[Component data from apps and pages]
• • • • •

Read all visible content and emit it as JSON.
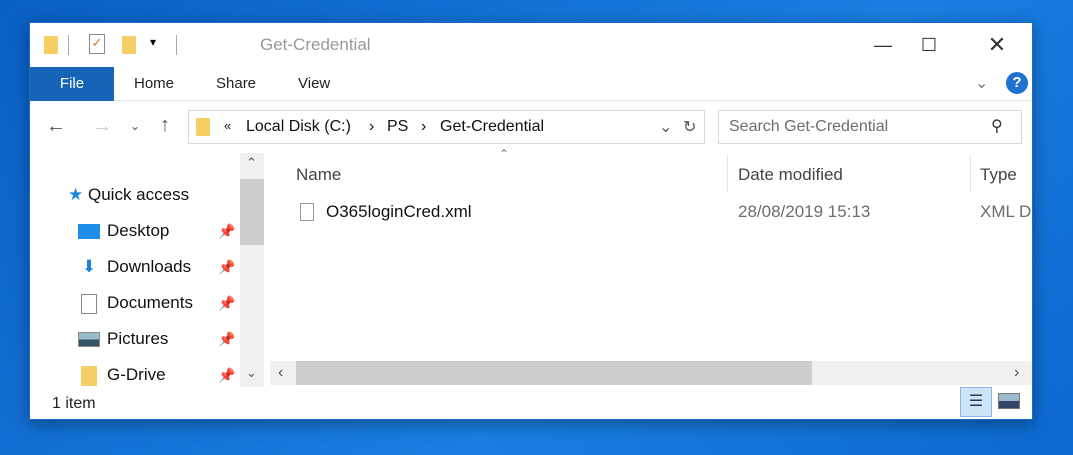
{
  "window": {
    "title": "Get-Credential"
  },
  "ribbon": {
    "tabs": [
      "File",
      "Home",
      "Share",
      "View"
    ],
    "help": "?"
  },
  "address": {
    "path": [
      "Local Disk (C:)",
      "PS",
      "Get-Credential"
    ],
    "overflow": "«"
  },
  "search": {
    "placeholder": "Search Get-Credential"
  },
  "nav": {
    "quick_access": "Quick access",
    "items": [
      "Desktop",
      "Downloads",
      "Documents",
      "Pictures",
      "G-Drive"
    ]
  },
  "columns": {
    "name": "Name",
    "date": "Date modified",
    "type": "Type"
  },
  "files": [
    {
      "name": "O365loginCred.xml",
      "date": "28/08/2019 15:13",
      "type": "XML D"
    }
  ],
  "status": {
    "count": "1 item"
  }
}
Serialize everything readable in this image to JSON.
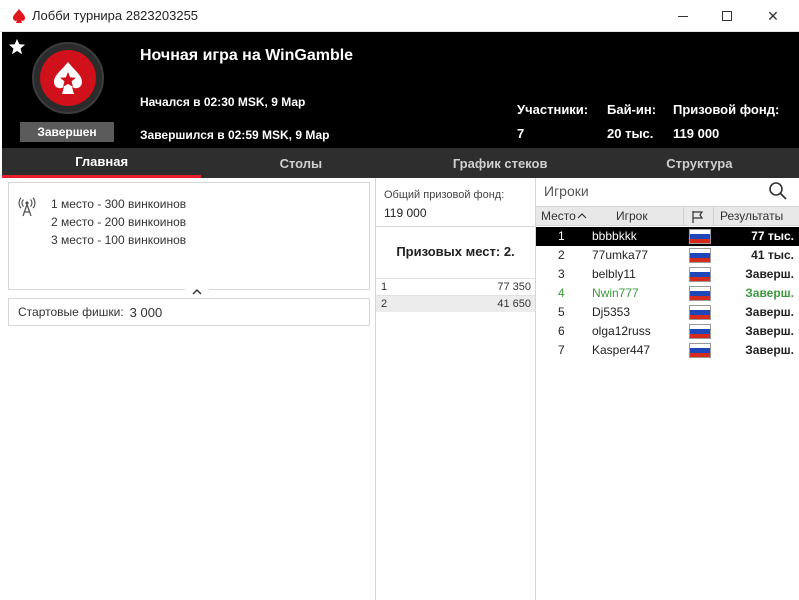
{
  "window": {
    "title": "Лобби турнира 2823203255",
    "controls": {
      "min": "minimize",
      "max": "maximize",
      "close": "✕"
    }
  },
  "header": {
    "status": "Завершен",
    "name": "Ночная игра на WinGamble",
    "started": "Начался в 02:30 MSK, 9 Мар",
    "ended": "Завершился в 02:59 MSK, 9 Мар",
    "stats": [
      {
        "label": "Участники:",
        "value": "7"
      },
      {
        "label": "Бай-ин:",
        "value": "20 тыс."
      },
      {
        "label": "Призовой фонд:",
        "value": "119 000"
      }
    ]
  },
  "tabs": [
    {
      "label": "Главная",
      "active": true
    },
    {
      "label": "Столы",
      "active": false
    },
    {
      "label": "График стеков",
      "active": false
    },
    {
      "label": "Структура",
      "active": false
    }
  ],
  "prizes": [
    "1 место - 300 винкоинов",
    "2 место - 200 винкоинов",
    "3 место - 100 винкоинов"
  ],
  "chips": {
    "label": "Стартовые фишки:",
    "value": "3 000"
  },
  "pool": {
    "label": "Общий призовой фонд:",
    "value": "119 000",
    "places": "Призовых мест: 2.",
    "payouts": [
      {
        "place": "1",
        "amount": "77 350"
      },
      {
        "place": "2",
        "amount": "41 650"
      }
    ]
  },
  "players": {
    "title": "Игроки",
    "columns": {
      "place": "Место",
      "player": "Игрок",
      "results": "Результаты"
    },
    "rows": [
      {
        "place": "1",
        "name": "bbbbkkk",
        "result": "77 тыс."
      },
      {
        "place": "2",
        "name": "77umka77",
        "result": "41 тыс."
      },
      {
        "place": "3",
        "name": "belbly11",
        "result": "Заверш."
      },
      {
        "place": "4",
        "name": "Nwin777",
        "result": "Заверш."
      },
      {
        "place": "5",
        "name": "Dj5353",
        "result": "Заверш."
      },
      {
        "place": "6",
        "name": "olga12russ",
        "result": "Заверш."
      },
      {
        "place": "7",
        "name": "Kasper447",
        "result": "Заверш."
      }
    ]
  },
  "colors": {
    "accent": "#e8202c",
    "header_bg": "#000000",
    "highlight": "#3c9a3c"
  }
}
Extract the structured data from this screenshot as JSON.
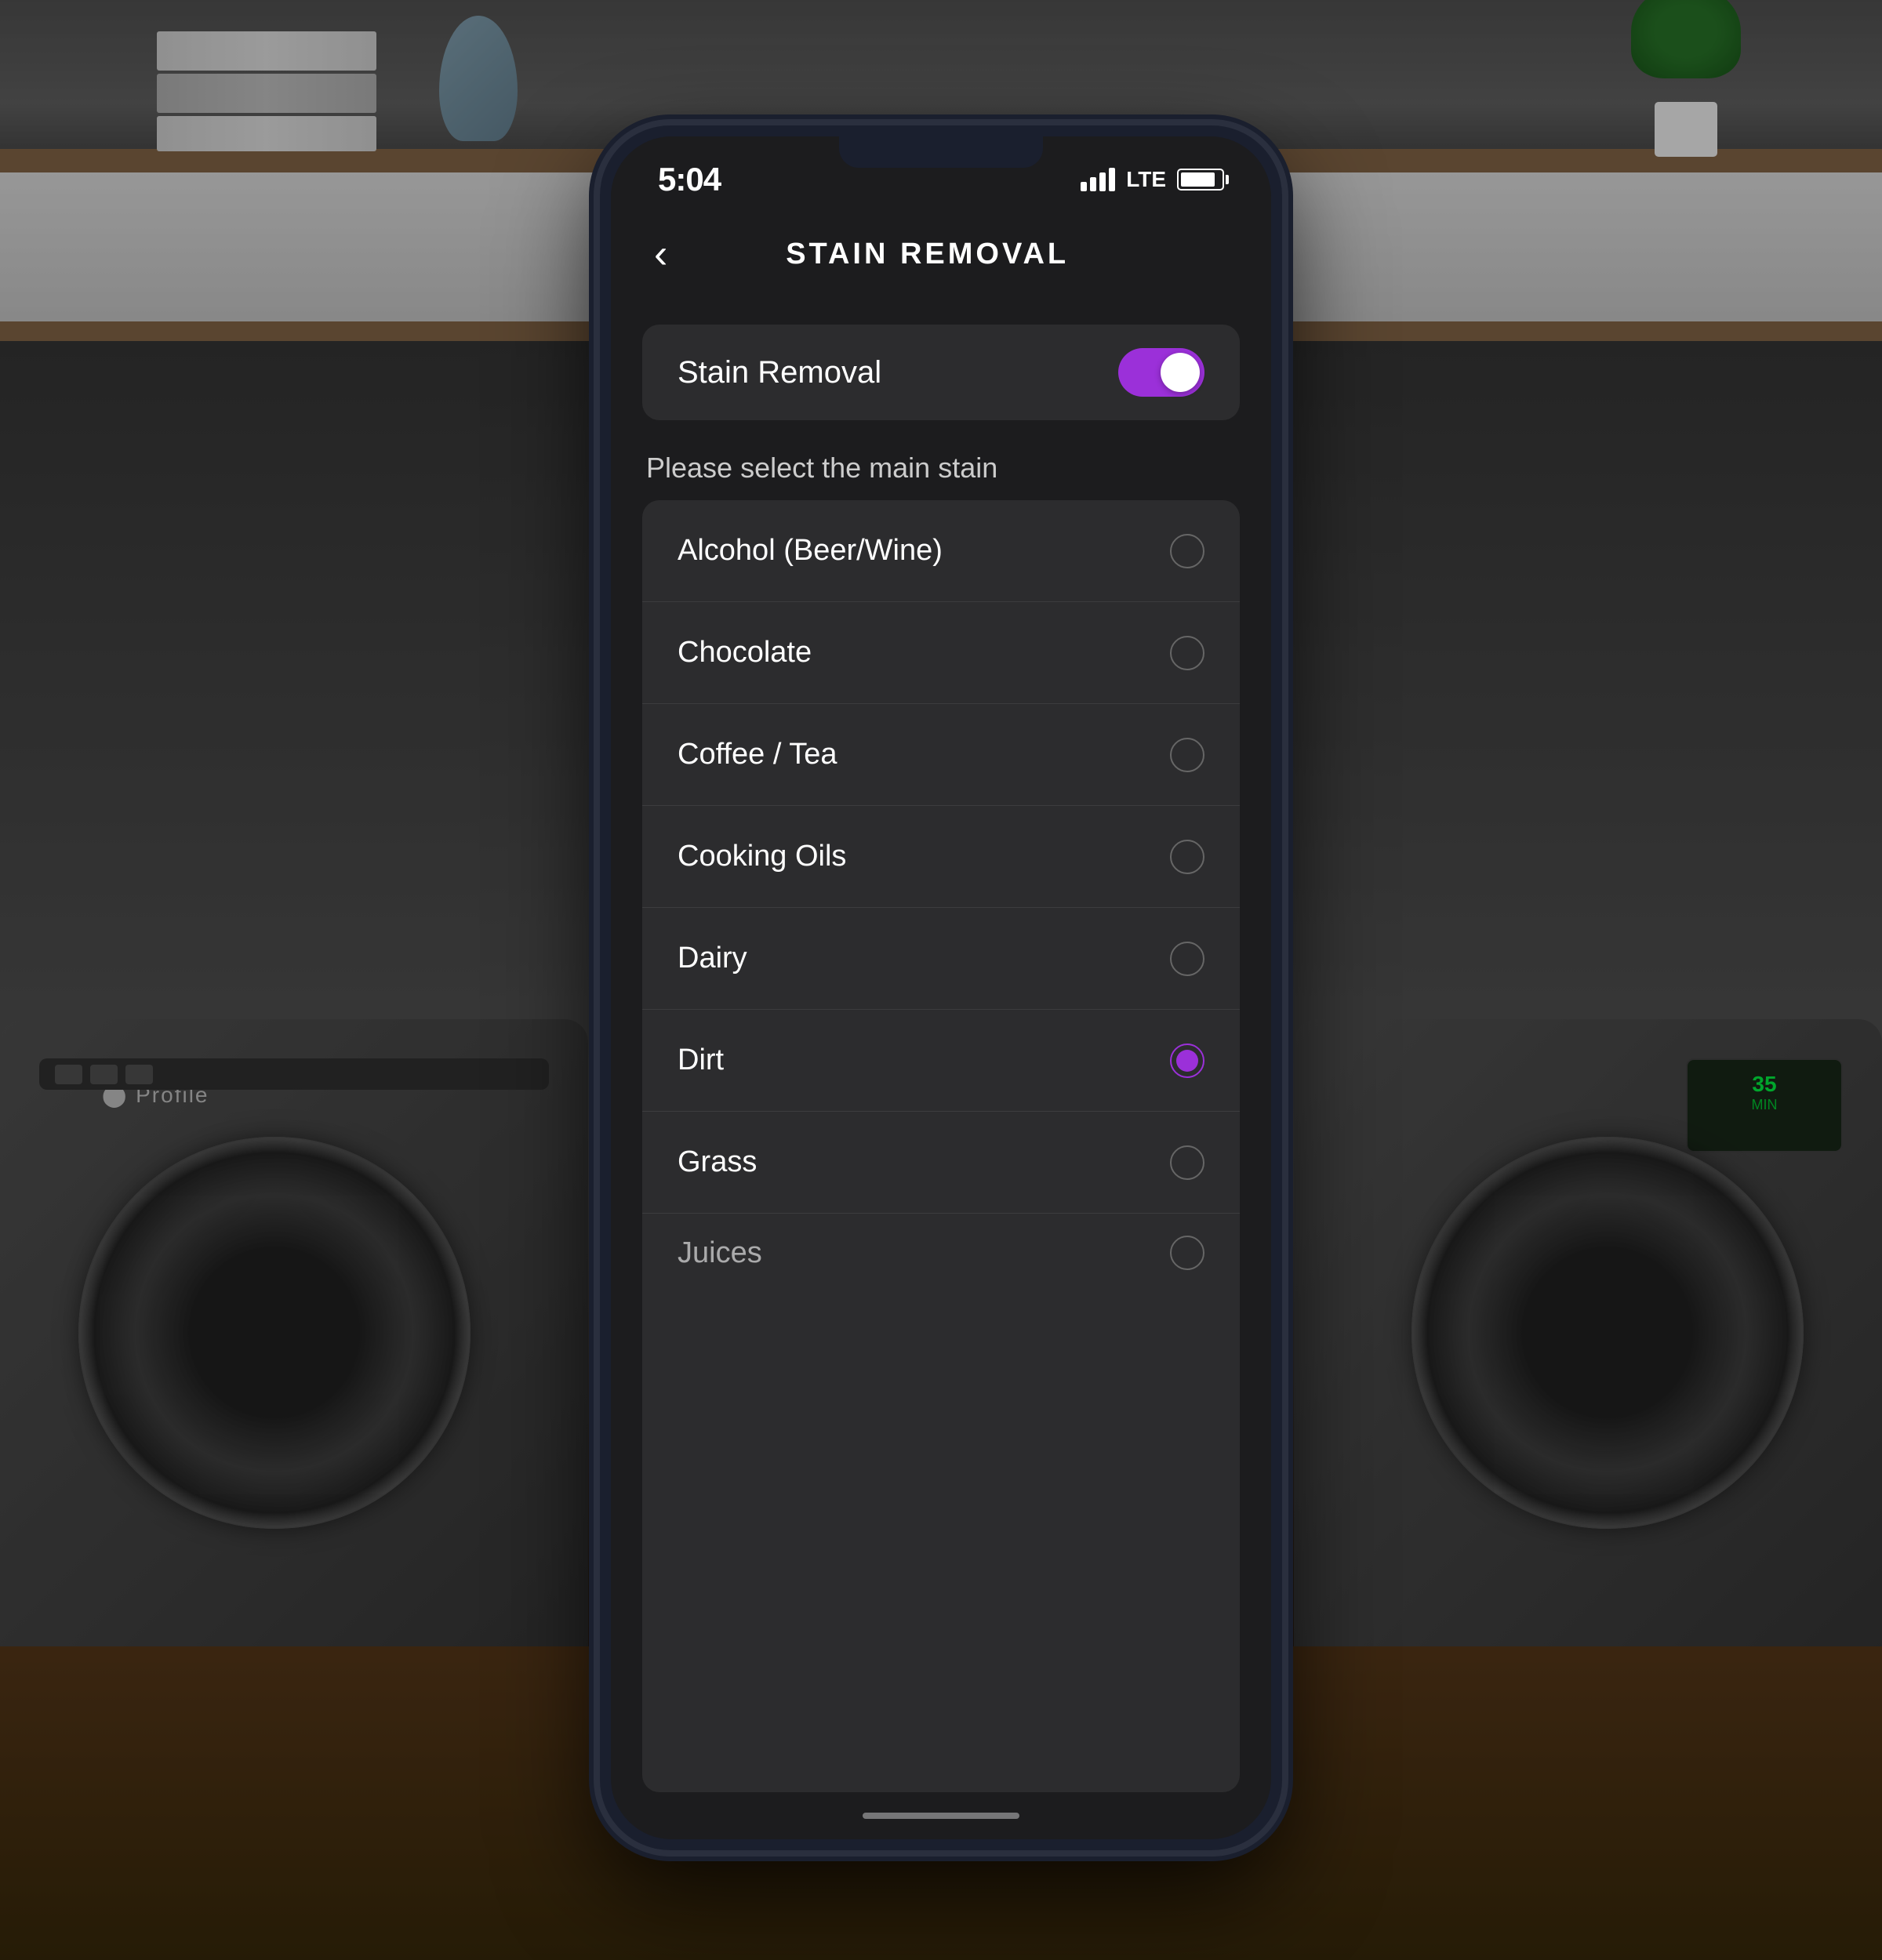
{
  "background": {
    "description": "Laundry room with two dark washing machines"
  },
  "status_bar": {
    "time": "5:04",
    "lte_label": "LTE"
  },
  "nav": {
    "back_label": "‹",
    "title": "STAIN REMOVAL"
  },
  "toggle": {
    "label": "Stain Removal",
    "is_on": true
  },
  "stain_select": {
    "prompt": "Please select the main stain",
    "items": [
      {
        "name": "Alcohol (Beer/Wine)",
        "selected": false
      },
      {
        "name": "Chocolate",
        "selected": false
      },
      {
        "name": "Coffee / Tea",
        "selected": false
      },
      {
        "name": "Cooking Oils",
        "selected": false
      },
      {
        "name": "Dairy",
        "selected": false
      },
      {
        "name": "Dirt",
        "selected": true
      },
      {
        "name": "Grass",
        "selected": false
      },
      {
        "name": "Juices",
        "selected": false
      }
    ]
  },
  "colors": {
    "accent": "#9b30d9",
    "bg_dark": "#1c1c1e",
    "card_bg": "#2c2c2e"
  },
  "washers": {
    "left_brand": "⬤ Profile",
    "right_brand": ""
  }
}
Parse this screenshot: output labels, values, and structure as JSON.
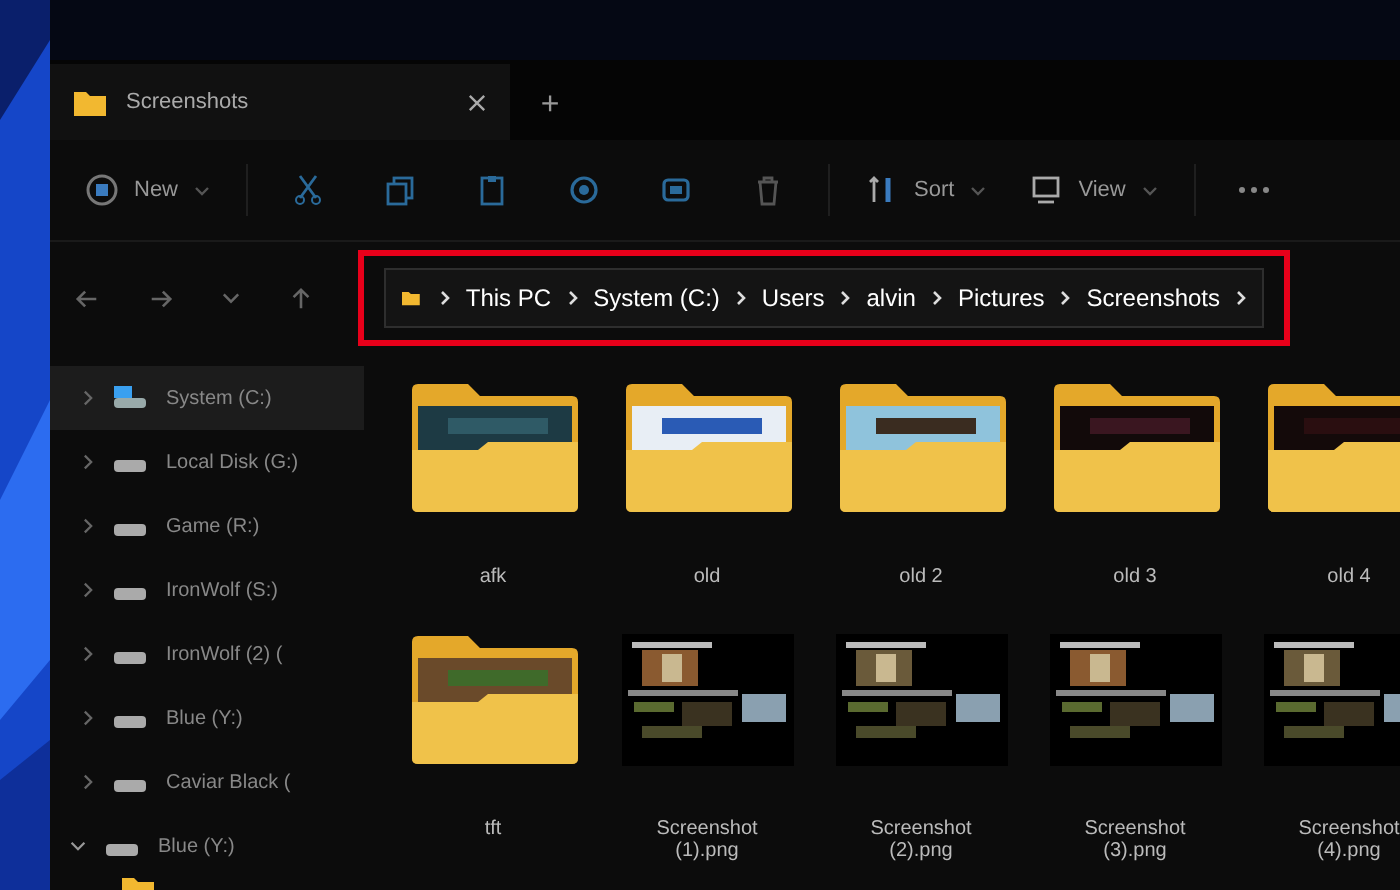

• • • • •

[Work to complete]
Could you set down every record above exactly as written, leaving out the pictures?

[Response area]
Read all visible content and emit it as JSON.
{
  "window": {
    "title": "Get-Credential"
  },
  "ribbon": {
    "tabs": [
      "File",
      "Home",
      "Share",
      "View"
    ],
    "help": "?"
  },
  "address": {
    "path": [
      "Local Disk (C:)",
      "PS",
      "Get-Credential"
    ],
    "overflow": "«"
  },
  "search": {
    "placeholder": "Search Get-Credential"
  },
  "nav": {
    "quick_access": "Quick access",
    "items": [
      "Desktop",
      "Downloads",
      "Documents",
      "Pictures",
      "G-Drive"
    ]
  },
  "columns": {
    "name": "Name",
    "date": "Date modified",
    "type": "Type"
  },
  "files": [
    {
      "name": "O365loginCred.xml",
      "date": "28/08/2019 15:13",
      "type": "XML D"
    }
  ],
  "status": {
    "count": "1 item"
  }
}
Serialize everything readable in this image to JSON.
{
  "window": {
    "title": "Лобби турнира 2823203255",
    "controls": {
      "min": "minimize",
      "max": "maximize",
      "close": "✕"
    }
  },
  "header": {
    "status": "Завершен",
    "name": "Ночная игра на WinGamble",
    "started": "Начался в 02:30 MSK, 9 Мар",
    "ended": "Завершился в 02:59 MSK, 9 Мар",
    "stats": [
      {
        "label": "Участники:",
        "value": "7"
      },
      {
        "label": "Бай-ин:",
        "value": "20 тыс."
      },
      {
        "label": "Призовой фонд:",
        "value": "119 000"
      }
    ]
  },
  "tabs": [
    {
      "label": "Главная",
      "active": true
    },
    {
      "label": "Столы",
      "active": false
    },
    {
      "label": "График стеков",
      "active": false
    },
    {
      "label": "Структура",
      "active": false
    }
  ],
  "prizes": [
    "1 место - 300 винкоинов",
    "2 место - 200 винкоинов",
    "3 место - 100 винкоинов"
  ],
  "chips": {
    "label": "Стартовые фишки:",
    "value": "3 000"
  },
  "pool": {
    "label": "Общий призовой фонд:",
    "value": "119 000",
    "places": "Призовых мест: 2.",
    "payouts": [
      {
        "place": "1",
        "amount": "77 350"
      },
      {
        "place": "2",
        "amount": "41 650"
      }
    ]
  },
  "players": {
    "title": "Игроки",
    "columns": {
      "place": "Место",
      "player": "Игрок",
      "results": "Результаты"
    },
    "rows": [
      {
        "place": "1",
        "name": "bbbbkkk",
        "result": "77 тыс."
      },
      {
        "place": "2",
        "name": "77umka77",
        "result": "41 тыс."
      },
      {
        "place": "3",
        "name": "belbly11",
        "result": "Заверш."
      },
      {
        "place": "4",
        "name": "Nwin777",
        "result": "Заверш."
      },
      {
        "place": "5",
        "name": "Dj5353",
        "result": "Заверш."
      },
      {
        "place": "6",
        "name": "olga12russ",
        "result": "Заверш."
      },
      {
        "place": "7",
        "name": "Kasper447",
        "result": "Заверш."
      }
    ]
  },
  "colors": {
    "accent": "#e8202c",
    "header_bg": "#000000",
    "highlight": "#3c9a3c"
  }
}
Extract the structured data from this screenshot as JSON.
{
  "background": {
    "description": "Laundry room with two dark washing machines"
  },
  "status_bar": {
    "time": "5:04",
    "lte_label": "LTE"
  },
  "nav": {
    "back_label": "‹",
    "title": "STAIN REMOVAL"
  },
  "toggle": {
    "label": "Stain Removal",
    "is_on": true
  },
  "stain_select": {
    "prompt": "Please select the main stain",
    "items": [
      {
        "name": "Alcohol (Beer/Wine)",
        "selected": false
      },
      {
        "name": "Chocolate",
        "selected": false
      },
      {
        "name": "Coffee / Tea",
        "selected": false
      },
      {
        "name": "Cooking Oils",
        "selected": false
      },
      {
        "name": "Dairy",
        "selected": false
      },
      {
        "name": "Dirt",
        "selected": true
      },
      {
        "name": "Grass",
        "selected": false
      },
      {
        "name": "Juices",
        "selected": false
      }
    ]
  },
  "colors": {
    "accent": "#9b30d9",
    "bg_dark": "#1c1c1e",
    "card_bg": "#2c2c2e"
  },
  "washers": {
    "left_brand": "⬤ Profile",
    "right_brand": ""
  }
}
Parse this screenshot: output labels, values, and structure as JSON.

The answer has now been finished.